If it's 3 p.m. and you're in need of an afternoon pick-me-up. Which of these do you reach for: a cup of coffee or a small root resembling a turnip?
The root, of course—if that root is maca. Maca, the newest superfood from Peru, not only makes us wonder if there are any non-super foods in Peru but also gives us the energy to Google the answer.
Maca, otherwise known as Peruvian ginseng (although it has no relation to ginseng) is a root that can be baked and eaten fresh or (more typically) dried and stored. It comes in red, white, and black varieties and has been used by the natives of Peru for centuries in food and folk medicine to increase energy, lift mood, and to treat maladies from anemia to menopause.
Legend has it, Incan warriors would consume maca before a battle to make them strong. Today, you don't have to roast or dry your own maca root to reap the benefits; it comes in much more convenient forms including powder, liquid and capsules. Maca powder has a sweet, nutty smell and a malty, butterscotch-vanilla flavor that has been described as “toasty” and “earthy.”
Adding a spoonful of maca to smoothies, juice, hot cocoa or coffee will pump up the flavor. The powder can also be used in desserts, puddings, and soups, or as a flour in baking: try it in cookies, cakes or bread.
With an illustrious family tree that includes superfood relatives like broccoli, mustard and Brussels sprouts, this ancient root has some pretty big shoes to fill. It has a reputation for treating anemia, chronic fatigue, boosting memory, enhancing fertility, energy, stamina, and athletic performance. The wide ranging effects of maca are thought to come from its plant sterols, glucosinolates and macamides and its influence on the endocrine system. While there is no conclusive studies pointing to its effectiveness, there is plenty of anecdotal evidence and some small scientific studies which indicate a positive impact on health. Here are the top five benefits attributed to maca:
1. Increased energy
Maca provides an energy boost to get you through the day as well as extra oomph at the gym. As a sports supplement maca may improve strength and endurance—those who consumed the root before working out performed better in exercise tests.
2. Fewer free radicals
The maca root contains glucosinolates which scavenge free radicals, protect cells from oxidative stress, and stop cancer from gaining a foothold by inactivating carcinogens.
3. Lower stress
While it won’t actually lower your stress levels, maca may help prevent stress from doing too much harm. The root is thought to be an “adaptogen”, a medicinal plant which generally protects the body and mind against the damaging effects of stress.
4. Decreased symptoms of menopause

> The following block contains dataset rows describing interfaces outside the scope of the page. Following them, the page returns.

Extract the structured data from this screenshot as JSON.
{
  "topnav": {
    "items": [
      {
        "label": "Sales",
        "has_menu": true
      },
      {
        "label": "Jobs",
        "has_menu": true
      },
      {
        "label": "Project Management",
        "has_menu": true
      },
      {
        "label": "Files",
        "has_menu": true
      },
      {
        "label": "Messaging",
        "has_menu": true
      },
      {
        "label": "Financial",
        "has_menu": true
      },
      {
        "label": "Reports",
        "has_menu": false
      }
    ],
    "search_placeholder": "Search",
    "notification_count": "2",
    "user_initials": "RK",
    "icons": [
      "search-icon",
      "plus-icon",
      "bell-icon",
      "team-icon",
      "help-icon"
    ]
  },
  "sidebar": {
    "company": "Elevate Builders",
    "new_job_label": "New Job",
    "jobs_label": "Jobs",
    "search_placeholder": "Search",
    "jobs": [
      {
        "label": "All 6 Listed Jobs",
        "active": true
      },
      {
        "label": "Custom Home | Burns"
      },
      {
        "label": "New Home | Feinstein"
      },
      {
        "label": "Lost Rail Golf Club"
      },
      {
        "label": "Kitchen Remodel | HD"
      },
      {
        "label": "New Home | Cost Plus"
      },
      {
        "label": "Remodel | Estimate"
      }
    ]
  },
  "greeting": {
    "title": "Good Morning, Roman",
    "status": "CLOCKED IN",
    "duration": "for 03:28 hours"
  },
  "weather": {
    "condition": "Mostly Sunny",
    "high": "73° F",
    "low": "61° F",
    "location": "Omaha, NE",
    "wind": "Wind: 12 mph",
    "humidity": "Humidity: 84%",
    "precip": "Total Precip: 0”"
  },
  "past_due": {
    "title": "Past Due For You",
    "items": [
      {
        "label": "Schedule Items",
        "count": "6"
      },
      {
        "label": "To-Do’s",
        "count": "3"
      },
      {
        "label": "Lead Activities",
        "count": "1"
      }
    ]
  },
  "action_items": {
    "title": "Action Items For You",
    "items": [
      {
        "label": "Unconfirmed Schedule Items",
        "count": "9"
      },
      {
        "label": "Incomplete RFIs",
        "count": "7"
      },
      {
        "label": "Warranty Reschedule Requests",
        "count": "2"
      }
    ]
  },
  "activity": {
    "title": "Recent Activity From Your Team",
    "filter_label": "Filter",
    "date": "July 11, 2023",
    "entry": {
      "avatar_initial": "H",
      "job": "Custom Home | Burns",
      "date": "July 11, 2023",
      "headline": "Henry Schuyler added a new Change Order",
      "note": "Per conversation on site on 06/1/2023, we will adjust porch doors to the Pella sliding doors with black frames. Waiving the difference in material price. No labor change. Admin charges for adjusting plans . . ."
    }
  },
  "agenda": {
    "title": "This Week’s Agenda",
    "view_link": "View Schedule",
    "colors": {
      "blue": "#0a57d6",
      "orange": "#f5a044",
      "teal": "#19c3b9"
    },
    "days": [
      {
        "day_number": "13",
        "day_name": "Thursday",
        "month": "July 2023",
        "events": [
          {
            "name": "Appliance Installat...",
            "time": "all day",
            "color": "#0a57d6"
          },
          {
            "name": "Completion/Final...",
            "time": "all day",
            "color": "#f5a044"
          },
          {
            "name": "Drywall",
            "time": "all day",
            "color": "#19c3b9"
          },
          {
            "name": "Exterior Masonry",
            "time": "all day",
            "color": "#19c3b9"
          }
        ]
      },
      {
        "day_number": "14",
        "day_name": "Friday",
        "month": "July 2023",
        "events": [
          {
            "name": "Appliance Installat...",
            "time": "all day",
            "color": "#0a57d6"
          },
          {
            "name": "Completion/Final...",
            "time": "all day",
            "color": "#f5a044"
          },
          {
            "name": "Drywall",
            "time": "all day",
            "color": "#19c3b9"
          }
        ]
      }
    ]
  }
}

Maca’s plant sterols may help maintain a hormonal balance which lowers anxiety, depression, and sexual dysfunction associated with menopause.
5. Increased desire
It's not just women who benefit from the hormone balancing effects of maca. It has widely been consumed by men to increase sexual desire.
Maca is generally thought to be safe for healthy people and is generally well tolerated up to 3 grams per day.
Photo credit: Paul Delmont